_Data entries:_
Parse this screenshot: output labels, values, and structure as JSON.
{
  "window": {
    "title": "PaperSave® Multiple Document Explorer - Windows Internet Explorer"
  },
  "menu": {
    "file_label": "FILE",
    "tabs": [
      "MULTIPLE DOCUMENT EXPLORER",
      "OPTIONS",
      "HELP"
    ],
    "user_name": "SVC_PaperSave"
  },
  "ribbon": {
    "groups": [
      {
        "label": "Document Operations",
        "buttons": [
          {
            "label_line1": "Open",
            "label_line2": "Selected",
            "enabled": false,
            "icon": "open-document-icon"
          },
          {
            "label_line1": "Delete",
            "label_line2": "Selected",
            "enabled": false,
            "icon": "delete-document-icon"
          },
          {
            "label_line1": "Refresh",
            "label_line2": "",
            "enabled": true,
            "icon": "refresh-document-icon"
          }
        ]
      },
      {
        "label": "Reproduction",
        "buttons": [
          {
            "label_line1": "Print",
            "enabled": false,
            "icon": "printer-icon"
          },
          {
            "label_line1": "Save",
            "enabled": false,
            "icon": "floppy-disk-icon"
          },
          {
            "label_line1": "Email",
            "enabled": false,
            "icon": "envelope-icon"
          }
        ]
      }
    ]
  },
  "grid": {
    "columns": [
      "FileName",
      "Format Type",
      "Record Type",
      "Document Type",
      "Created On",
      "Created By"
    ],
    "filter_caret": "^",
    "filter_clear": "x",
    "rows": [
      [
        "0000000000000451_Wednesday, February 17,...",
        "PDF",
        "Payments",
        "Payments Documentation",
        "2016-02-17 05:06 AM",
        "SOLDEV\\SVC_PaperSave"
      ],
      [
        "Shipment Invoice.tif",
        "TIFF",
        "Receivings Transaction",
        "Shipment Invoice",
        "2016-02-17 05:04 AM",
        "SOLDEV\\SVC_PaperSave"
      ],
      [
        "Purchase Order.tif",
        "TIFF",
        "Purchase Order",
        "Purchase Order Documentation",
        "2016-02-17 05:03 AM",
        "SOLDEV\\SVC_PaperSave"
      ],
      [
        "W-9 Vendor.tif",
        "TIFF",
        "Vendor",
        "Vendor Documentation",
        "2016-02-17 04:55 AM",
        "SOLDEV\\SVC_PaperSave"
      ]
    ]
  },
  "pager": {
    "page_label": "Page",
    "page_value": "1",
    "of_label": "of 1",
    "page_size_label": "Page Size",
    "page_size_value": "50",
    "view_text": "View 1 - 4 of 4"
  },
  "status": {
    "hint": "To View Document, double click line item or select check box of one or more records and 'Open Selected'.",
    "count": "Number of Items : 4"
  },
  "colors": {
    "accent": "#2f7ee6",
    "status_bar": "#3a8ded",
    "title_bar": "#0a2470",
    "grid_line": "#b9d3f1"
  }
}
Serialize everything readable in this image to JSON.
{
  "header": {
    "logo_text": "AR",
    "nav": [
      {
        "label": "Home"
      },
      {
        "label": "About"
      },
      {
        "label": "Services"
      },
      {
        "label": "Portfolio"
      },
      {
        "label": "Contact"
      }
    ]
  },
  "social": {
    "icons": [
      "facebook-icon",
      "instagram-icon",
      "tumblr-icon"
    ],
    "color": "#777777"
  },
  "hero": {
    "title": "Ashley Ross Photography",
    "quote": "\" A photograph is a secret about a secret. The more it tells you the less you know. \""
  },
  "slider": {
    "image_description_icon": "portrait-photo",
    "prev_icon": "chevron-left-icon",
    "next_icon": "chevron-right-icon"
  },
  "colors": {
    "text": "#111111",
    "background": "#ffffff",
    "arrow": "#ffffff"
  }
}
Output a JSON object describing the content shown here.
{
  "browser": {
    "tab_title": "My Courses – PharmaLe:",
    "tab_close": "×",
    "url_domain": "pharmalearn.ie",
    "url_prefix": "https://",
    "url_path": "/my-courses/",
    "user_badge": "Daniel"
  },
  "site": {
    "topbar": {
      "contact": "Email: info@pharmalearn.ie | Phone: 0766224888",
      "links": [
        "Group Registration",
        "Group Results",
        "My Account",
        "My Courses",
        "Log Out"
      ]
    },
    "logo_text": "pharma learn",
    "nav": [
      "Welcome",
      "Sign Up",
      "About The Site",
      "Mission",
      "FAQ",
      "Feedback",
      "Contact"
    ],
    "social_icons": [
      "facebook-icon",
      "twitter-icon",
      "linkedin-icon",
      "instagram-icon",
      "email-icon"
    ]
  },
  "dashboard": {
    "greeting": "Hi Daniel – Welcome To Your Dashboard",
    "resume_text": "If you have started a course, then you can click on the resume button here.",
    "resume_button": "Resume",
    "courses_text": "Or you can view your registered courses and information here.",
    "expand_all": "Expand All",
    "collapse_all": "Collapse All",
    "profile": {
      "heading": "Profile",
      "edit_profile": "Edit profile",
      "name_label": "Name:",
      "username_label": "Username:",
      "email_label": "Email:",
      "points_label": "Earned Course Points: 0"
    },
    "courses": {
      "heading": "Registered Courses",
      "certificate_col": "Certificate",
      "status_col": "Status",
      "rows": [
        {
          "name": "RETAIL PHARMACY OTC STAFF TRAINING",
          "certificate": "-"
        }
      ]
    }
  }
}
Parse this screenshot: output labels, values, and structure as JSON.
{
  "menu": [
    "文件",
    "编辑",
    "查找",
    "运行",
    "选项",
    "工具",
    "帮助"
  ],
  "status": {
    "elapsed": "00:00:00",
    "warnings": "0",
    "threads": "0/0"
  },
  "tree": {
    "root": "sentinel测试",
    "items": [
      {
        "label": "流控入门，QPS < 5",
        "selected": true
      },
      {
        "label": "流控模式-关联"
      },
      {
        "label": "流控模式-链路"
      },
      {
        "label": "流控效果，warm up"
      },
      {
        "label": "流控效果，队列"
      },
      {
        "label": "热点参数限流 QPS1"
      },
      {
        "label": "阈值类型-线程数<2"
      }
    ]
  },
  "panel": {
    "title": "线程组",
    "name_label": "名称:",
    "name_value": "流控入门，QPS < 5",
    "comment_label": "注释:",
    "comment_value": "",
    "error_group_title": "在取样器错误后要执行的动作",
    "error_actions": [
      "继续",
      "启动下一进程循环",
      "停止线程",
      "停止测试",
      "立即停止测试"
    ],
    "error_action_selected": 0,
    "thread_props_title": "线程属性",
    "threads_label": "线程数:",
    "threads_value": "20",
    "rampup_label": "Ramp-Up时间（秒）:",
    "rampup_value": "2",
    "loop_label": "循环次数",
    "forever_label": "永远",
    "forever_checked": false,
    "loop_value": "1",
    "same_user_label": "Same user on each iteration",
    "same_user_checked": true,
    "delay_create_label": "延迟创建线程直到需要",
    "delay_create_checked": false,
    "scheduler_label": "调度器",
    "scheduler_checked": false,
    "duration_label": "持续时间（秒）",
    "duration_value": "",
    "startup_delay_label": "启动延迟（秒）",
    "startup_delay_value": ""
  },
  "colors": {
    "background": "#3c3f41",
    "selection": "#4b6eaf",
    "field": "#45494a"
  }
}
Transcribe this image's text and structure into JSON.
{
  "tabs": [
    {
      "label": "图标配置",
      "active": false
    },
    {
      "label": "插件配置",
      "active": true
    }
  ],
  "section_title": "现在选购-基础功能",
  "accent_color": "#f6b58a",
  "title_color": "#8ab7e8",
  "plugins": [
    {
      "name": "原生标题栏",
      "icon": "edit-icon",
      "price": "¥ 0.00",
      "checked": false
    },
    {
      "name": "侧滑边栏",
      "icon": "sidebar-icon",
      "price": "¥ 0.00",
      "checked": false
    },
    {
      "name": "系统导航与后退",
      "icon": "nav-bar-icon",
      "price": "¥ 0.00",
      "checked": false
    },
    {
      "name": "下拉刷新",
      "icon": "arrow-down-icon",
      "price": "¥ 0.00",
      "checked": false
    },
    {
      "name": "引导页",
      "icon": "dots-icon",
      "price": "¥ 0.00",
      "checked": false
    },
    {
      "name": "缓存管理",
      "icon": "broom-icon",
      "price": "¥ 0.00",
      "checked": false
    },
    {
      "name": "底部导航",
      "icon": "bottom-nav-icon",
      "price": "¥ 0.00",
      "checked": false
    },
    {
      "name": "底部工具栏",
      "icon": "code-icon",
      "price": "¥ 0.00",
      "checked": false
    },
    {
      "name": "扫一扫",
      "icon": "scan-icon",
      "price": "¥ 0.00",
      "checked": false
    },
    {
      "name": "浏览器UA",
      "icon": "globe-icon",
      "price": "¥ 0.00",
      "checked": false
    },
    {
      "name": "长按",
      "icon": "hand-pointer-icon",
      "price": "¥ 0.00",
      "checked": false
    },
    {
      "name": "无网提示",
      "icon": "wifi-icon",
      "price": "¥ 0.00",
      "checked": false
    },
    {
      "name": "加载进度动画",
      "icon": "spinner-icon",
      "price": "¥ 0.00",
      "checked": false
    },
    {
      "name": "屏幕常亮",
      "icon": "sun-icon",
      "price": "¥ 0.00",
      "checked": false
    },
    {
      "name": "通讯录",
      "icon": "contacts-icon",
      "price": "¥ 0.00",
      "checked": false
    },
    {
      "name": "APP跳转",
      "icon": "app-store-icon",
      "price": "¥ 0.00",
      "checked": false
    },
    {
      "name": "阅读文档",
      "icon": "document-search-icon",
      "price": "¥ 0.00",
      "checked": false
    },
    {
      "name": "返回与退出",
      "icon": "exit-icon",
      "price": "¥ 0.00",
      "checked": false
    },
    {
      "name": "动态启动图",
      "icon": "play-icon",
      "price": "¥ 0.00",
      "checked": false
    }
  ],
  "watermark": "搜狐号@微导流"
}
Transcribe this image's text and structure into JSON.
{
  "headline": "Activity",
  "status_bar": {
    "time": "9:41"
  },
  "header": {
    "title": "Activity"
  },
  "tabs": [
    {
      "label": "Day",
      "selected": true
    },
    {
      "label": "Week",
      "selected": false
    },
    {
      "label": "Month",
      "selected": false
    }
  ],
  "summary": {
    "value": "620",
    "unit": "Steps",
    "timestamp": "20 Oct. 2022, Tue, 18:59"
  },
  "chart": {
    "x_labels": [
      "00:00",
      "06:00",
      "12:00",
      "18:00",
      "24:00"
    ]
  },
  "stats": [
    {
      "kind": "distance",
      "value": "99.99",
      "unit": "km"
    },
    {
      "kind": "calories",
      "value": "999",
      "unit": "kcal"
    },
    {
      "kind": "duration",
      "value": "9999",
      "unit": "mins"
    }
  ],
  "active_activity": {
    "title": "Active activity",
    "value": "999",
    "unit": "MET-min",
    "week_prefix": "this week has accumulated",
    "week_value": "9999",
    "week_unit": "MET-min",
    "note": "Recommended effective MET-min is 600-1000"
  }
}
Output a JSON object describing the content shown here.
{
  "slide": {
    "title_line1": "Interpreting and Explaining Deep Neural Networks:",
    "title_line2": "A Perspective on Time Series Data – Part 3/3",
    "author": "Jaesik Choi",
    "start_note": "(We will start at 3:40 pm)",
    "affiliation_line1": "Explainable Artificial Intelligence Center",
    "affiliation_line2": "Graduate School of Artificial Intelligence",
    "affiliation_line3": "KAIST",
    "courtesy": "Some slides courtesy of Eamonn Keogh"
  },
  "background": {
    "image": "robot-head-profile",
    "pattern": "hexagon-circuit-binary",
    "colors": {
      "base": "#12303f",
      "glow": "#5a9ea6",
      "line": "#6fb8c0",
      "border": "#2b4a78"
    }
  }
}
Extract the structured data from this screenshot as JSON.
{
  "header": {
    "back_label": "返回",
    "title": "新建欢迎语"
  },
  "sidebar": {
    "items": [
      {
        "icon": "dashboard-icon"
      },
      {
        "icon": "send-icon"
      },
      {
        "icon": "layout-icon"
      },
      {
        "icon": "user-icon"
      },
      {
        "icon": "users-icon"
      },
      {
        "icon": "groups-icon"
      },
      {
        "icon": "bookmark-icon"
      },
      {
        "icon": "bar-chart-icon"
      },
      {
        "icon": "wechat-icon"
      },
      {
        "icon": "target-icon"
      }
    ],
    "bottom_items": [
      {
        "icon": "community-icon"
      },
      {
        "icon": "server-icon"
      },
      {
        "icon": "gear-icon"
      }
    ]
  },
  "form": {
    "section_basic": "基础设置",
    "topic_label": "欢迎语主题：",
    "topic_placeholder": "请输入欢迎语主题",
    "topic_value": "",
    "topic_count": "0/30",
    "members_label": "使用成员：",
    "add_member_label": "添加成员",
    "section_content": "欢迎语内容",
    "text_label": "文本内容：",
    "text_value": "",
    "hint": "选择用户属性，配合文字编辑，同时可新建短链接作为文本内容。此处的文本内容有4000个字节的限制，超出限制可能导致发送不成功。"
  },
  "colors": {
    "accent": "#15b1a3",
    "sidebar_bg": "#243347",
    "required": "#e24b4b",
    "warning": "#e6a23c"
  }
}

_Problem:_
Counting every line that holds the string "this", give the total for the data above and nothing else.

_Answer for the task:_
7